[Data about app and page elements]
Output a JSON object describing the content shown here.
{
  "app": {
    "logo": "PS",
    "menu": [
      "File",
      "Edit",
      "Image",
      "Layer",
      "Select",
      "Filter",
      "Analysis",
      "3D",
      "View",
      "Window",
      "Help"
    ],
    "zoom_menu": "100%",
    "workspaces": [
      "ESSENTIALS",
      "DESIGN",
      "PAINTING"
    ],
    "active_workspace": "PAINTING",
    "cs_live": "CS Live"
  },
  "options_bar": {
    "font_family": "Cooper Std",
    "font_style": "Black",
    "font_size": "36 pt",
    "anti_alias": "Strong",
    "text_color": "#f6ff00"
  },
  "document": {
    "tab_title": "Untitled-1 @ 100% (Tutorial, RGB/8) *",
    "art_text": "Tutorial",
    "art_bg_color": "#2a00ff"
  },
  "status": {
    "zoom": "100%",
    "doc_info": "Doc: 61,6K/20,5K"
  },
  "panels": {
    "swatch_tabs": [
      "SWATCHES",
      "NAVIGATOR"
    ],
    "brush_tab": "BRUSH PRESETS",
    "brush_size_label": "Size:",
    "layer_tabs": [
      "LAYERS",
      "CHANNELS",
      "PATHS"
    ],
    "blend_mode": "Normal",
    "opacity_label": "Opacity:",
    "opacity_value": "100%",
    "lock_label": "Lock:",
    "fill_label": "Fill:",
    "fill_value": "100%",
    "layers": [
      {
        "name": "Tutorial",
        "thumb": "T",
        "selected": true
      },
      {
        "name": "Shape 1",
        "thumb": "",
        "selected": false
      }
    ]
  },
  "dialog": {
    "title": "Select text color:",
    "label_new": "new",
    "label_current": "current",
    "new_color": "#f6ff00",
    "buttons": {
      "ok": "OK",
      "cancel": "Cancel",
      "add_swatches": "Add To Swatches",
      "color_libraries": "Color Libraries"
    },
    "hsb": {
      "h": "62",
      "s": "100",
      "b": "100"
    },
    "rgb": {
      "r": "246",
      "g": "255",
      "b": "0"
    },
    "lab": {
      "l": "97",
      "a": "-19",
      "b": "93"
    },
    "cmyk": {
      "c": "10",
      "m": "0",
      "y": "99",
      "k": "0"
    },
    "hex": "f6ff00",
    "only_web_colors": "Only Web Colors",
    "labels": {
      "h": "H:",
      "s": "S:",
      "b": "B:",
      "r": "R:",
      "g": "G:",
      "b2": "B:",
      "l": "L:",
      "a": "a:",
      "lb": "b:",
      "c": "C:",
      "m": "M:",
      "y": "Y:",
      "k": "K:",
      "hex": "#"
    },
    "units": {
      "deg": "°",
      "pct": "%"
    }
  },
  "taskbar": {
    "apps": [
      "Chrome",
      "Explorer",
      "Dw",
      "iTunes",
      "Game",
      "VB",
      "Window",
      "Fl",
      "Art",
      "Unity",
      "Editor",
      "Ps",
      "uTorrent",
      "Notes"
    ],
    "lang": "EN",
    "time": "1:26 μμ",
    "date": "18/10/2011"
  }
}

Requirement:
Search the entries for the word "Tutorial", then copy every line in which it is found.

Output of the exercise:
    "tab_title": "Untitled-1 @ 100% (Tutorial, RGB/8) *",
    "art_text": "Tutorial",
        "name": "Tutorial",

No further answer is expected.